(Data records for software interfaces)
:::::

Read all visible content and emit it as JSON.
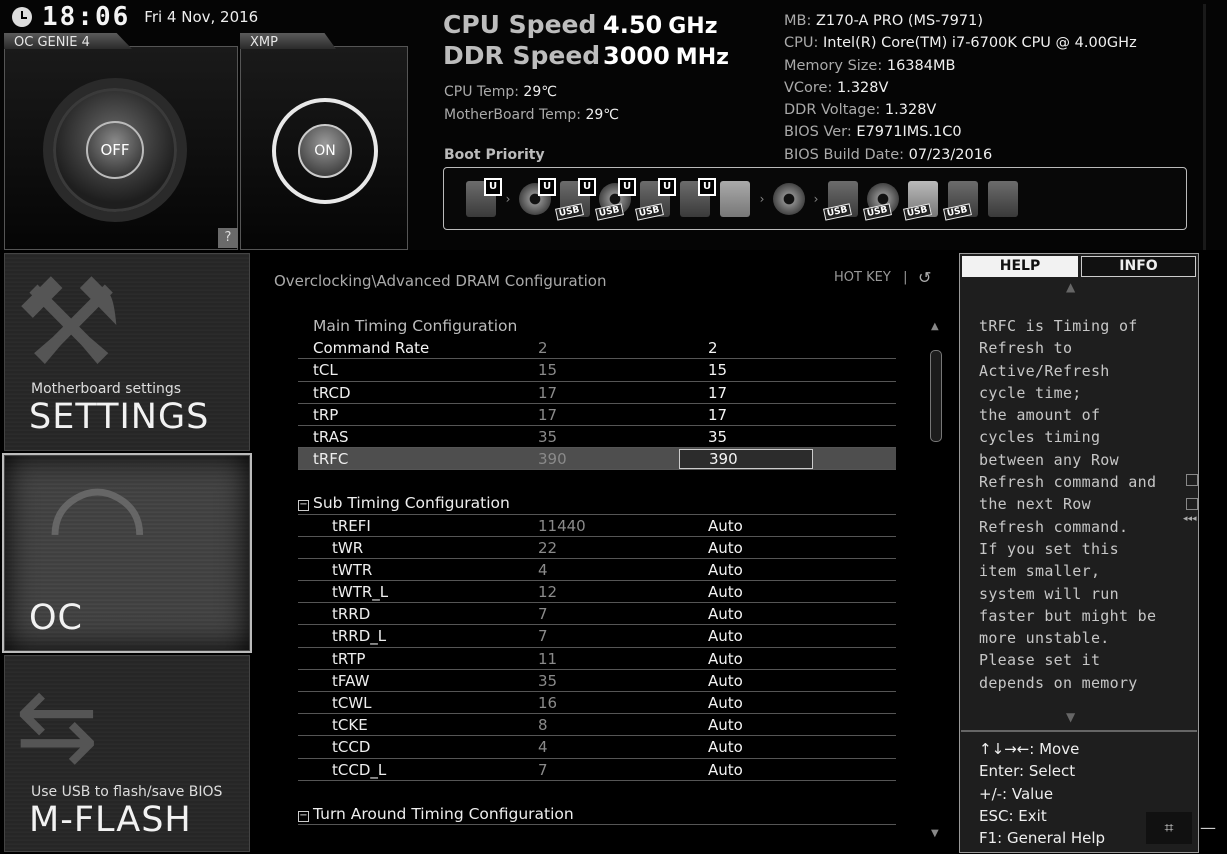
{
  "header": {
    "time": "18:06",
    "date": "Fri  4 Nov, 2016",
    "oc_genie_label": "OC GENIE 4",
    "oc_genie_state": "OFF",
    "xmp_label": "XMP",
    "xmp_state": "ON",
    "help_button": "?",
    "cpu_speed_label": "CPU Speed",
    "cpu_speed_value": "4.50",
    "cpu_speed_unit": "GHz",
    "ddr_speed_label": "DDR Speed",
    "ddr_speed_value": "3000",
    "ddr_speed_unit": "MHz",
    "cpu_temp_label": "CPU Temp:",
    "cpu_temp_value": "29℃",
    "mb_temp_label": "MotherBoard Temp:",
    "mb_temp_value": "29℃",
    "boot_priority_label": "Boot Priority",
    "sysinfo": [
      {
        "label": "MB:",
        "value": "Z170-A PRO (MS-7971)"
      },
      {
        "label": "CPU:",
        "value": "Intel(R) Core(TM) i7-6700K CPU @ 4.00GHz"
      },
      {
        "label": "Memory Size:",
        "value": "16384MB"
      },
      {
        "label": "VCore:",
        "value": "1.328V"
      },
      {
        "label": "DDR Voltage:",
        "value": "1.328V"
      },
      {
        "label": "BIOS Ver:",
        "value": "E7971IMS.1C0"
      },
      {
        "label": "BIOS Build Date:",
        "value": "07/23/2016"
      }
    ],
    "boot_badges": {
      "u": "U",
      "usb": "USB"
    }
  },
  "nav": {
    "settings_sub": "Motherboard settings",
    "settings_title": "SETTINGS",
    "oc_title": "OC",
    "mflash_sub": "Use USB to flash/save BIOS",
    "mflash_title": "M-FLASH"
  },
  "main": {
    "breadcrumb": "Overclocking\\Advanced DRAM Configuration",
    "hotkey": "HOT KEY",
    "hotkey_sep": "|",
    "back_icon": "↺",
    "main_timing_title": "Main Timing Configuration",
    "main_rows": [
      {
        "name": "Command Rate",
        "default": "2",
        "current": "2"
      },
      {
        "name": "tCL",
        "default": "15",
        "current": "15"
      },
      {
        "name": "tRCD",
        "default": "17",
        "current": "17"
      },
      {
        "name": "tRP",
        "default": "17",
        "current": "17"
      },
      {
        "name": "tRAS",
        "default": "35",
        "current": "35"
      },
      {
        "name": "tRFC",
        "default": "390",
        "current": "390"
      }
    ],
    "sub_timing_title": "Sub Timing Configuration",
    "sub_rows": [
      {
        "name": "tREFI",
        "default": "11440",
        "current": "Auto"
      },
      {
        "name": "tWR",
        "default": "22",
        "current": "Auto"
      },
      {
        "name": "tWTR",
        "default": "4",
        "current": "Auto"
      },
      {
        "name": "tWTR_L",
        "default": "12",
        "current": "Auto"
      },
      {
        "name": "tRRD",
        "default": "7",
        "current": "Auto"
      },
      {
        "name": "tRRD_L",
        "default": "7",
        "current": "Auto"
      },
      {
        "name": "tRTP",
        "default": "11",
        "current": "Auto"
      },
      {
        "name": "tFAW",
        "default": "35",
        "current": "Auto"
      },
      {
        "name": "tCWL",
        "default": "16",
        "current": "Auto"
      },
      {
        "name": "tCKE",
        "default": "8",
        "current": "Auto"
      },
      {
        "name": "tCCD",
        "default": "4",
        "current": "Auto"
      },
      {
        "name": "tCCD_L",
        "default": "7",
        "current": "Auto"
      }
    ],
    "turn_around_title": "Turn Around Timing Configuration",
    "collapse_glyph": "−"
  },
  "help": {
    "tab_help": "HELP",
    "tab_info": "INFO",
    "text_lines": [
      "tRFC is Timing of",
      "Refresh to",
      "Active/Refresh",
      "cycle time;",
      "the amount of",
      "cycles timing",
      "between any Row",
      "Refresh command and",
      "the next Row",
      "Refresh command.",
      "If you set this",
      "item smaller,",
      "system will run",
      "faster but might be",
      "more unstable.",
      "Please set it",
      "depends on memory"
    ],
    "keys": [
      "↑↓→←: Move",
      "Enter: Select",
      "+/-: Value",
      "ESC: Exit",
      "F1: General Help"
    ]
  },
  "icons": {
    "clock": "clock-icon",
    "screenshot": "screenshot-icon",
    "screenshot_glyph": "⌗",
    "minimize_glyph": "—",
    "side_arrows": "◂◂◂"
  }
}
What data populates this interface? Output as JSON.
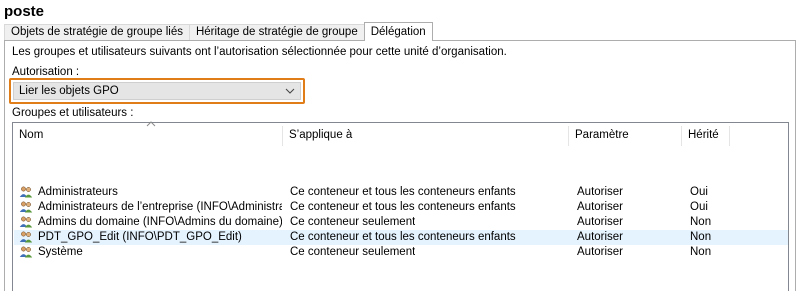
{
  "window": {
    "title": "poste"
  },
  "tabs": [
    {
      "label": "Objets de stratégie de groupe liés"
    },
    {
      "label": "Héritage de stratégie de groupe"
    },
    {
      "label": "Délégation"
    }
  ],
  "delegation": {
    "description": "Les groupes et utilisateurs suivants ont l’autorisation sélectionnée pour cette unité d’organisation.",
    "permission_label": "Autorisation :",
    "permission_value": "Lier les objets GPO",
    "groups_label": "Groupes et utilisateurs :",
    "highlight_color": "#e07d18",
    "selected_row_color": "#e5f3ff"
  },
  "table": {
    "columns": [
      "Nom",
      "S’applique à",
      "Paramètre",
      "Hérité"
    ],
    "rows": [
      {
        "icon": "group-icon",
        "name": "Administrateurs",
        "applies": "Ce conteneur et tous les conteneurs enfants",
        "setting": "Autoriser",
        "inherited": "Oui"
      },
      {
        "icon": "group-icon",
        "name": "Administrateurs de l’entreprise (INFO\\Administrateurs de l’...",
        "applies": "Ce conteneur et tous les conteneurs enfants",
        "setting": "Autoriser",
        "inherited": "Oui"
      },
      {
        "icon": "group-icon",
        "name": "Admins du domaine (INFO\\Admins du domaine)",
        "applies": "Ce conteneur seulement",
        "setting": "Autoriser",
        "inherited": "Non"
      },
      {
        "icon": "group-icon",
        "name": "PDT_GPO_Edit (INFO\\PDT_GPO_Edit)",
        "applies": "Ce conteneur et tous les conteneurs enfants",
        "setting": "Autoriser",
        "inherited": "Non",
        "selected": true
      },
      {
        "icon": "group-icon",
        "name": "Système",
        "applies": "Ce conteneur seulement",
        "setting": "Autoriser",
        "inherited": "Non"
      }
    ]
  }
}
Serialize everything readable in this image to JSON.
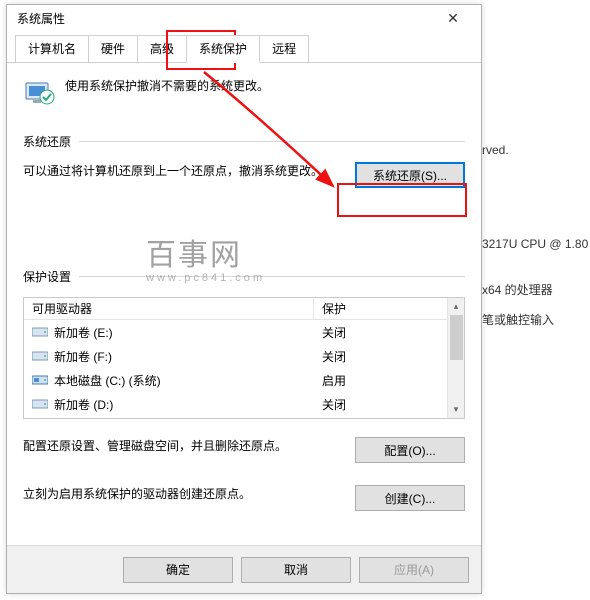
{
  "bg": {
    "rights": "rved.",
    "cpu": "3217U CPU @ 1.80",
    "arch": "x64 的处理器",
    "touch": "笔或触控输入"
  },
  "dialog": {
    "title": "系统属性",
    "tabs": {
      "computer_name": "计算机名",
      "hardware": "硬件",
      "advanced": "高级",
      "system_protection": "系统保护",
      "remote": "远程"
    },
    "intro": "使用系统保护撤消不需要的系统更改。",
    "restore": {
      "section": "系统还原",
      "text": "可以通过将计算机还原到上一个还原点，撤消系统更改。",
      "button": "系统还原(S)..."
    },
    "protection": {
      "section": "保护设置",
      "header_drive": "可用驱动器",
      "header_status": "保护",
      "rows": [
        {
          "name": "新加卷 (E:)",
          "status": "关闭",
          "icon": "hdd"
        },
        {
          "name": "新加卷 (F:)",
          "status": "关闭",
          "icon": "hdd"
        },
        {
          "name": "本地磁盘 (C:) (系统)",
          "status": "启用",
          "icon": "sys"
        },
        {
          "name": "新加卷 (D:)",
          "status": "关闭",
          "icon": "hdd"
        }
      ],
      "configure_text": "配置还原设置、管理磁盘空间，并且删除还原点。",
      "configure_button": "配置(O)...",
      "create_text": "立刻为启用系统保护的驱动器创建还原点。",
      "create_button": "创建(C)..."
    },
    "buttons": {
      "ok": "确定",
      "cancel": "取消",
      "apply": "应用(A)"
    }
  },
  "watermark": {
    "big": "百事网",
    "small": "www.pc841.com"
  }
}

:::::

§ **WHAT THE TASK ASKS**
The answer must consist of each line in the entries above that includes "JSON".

§ **SOLUTION FOR THIS PROBLEM**
Read all visible content and emit it as JSON.
What data populates this interface? Output as JSON.
Serialize everything readable in this image to JSON.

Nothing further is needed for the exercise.